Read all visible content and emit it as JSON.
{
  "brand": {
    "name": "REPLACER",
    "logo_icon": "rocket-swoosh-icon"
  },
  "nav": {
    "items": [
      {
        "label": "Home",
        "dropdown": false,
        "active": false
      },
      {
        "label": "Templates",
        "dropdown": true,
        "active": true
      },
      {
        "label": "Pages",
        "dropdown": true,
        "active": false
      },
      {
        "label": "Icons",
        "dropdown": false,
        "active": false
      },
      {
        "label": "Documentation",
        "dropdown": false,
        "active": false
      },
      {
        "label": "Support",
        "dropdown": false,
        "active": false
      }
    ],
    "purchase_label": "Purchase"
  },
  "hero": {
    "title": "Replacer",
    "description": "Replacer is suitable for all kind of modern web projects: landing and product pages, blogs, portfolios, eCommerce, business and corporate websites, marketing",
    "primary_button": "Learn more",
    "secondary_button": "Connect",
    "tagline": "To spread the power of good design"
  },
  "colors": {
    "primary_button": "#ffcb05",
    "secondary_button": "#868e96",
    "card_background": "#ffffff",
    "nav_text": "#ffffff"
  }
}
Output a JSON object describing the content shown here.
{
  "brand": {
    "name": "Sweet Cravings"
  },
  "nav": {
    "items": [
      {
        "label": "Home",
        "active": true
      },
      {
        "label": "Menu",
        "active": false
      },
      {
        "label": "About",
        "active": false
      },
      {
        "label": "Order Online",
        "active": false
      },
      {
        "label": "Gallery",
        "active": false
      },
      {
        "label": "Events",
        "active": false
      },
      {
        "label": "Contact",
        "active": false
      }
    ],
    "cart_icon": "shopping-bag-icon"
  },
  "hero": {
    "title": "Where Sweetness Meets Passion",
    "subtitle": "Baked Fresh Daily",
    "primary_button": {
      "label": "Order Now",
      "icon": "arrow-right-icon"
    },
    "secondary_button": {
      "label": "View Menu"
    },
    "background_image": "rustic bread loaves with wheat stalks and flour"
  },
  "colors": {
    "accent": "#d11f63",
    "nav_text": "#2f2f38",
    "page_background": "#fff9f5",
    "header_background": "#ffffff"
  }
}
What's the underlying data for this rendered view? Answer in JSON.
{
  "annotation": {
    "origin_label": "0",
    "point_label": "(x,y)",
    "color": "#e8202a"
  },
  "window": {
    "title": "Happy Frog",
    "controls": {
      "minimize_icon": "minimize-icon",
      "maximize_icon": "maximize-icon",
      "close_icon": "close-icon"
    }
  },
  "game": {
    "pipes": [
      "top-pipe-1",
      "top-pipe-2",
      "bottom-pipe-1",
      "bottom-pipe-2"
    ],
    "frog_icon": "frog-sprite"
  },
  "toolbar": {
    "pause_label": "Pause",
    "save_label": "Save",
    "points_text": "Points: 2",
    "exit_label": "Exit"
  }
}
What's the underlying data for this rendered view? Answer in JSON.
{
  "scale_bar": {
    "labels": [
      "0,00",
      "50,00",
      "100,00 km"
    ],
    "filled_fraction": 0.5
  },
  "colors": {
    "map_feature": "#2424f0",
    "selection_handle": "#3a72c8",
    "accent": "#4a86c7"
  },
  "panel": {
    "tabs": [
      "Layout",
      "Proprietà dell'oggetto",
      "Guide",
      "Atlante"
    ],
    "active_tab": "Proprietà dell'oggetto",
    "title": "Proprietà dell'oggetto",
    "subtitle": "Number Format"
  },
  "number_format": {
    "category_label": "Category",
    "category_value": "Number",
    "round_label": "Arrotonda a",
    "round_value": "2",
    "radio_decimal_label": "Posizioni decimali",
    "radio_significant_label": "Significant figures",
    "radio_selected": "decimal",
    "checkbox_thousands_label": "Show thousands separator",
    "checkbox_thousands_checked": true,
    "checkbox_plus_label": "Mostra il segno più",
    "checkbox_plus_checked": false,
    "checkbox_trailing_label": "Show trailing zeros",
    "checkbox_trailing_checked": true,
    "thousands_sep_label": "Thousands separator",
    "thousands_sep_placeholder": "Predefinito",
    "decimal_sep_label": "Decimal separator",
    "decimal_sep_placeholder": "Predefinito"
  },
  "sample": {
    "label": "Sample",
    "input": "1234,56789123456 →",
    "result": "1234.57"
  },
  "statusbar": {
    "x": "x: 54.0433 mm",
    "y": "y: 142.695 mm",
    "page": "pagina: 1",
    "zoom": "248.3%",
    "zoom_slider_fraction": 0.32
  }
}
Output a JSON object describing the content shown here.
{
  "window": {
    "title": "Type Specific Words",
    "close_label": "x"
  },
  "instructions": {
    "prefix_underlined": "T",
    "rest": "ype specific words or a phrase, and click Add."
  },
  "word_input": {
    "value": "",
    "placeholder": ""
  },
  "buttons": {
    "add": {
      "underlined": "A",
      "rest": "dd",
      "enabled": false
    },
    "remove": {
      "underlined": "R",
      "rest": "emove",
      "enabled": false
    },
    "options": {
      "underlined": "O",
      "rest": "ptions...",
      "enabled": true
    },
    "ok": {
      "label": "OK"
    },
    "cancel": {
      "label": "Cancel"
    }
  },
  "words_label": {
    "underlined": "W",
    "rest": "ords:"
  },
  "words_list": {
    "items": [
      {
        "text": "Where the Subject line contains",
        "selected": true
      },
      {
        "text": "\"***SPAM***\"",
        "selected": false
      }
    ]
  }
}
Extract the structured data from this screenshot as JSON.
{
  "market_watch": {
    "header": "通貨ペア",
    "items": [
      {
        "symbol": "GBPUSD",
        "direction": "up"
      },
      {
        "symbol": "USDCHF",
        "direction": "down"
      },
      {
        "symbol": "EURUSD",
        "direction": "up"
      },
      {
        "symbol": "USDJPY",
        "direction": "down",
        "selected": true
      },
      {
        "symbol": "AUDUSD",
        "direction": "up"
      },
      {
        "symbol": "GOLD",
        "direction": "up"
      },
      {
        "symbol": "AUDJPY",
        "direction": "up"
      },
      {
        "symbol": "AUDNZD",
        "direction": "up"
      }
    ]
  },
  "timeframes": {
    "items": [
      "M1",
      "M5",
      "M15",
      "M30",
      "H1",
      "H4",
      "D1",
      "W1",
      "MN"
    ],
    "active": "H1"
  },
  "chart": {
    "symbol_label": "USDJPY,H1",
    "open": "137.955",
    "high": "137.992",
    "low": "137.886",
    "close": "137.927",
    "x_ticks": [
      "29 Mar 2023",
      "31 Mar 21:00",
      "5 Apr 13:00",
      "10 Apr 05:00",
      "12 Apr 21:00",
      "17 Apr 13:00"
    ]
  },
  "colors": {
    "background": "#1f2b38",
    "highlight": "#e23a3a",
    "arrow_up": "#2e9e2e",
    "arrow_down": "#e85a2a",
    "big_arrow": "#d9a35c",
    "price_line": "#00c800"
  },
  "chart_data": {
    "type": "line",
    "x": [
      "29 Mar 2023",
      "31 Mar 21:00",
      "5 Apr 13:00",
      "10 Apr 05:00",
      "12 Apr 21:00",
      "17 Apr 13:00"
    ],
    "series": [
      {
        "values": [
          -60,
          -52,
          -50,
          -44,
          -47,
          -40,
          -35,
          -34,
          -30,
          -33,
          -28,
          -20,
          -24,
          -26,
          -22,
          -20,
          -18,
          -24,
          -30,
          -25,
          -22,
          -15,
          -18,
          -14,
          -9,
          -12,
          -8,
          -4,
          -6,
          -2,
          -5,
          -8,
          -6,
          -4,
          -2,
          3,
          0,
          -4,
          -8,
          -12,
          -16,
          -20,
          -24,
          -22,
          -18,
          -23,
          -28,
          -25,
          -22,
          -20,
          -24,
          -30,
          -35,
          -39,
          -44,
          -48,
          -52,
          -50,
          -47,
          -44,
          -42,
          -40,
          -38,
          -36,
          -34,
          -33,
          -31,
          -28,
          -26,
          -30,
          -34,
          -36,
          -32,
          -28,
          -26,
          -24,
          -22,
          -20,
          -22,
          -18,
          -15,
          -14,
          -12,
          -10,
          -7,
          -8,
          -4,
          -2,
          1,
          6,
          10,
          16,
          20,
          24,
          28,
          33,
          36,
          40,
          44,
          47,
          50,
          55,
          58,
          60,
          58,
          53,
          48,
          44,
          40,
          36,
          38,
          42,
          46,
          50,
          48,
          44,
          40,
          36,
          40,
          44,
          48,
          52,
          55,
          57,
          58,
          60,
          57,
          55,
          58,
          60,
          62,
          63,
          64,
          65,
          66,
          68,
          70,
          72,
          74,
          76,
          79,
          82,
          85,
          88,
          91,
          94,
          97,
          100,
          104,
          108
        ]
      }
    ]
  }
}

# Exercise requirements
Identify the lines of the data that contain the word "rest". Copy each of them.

# Response box
    "rest": "ype specific words or a phrase, and click Add."
      "rest": "dd",
      "rest": "emove",
      "rest": "ptions...",
    "rest": "ords:"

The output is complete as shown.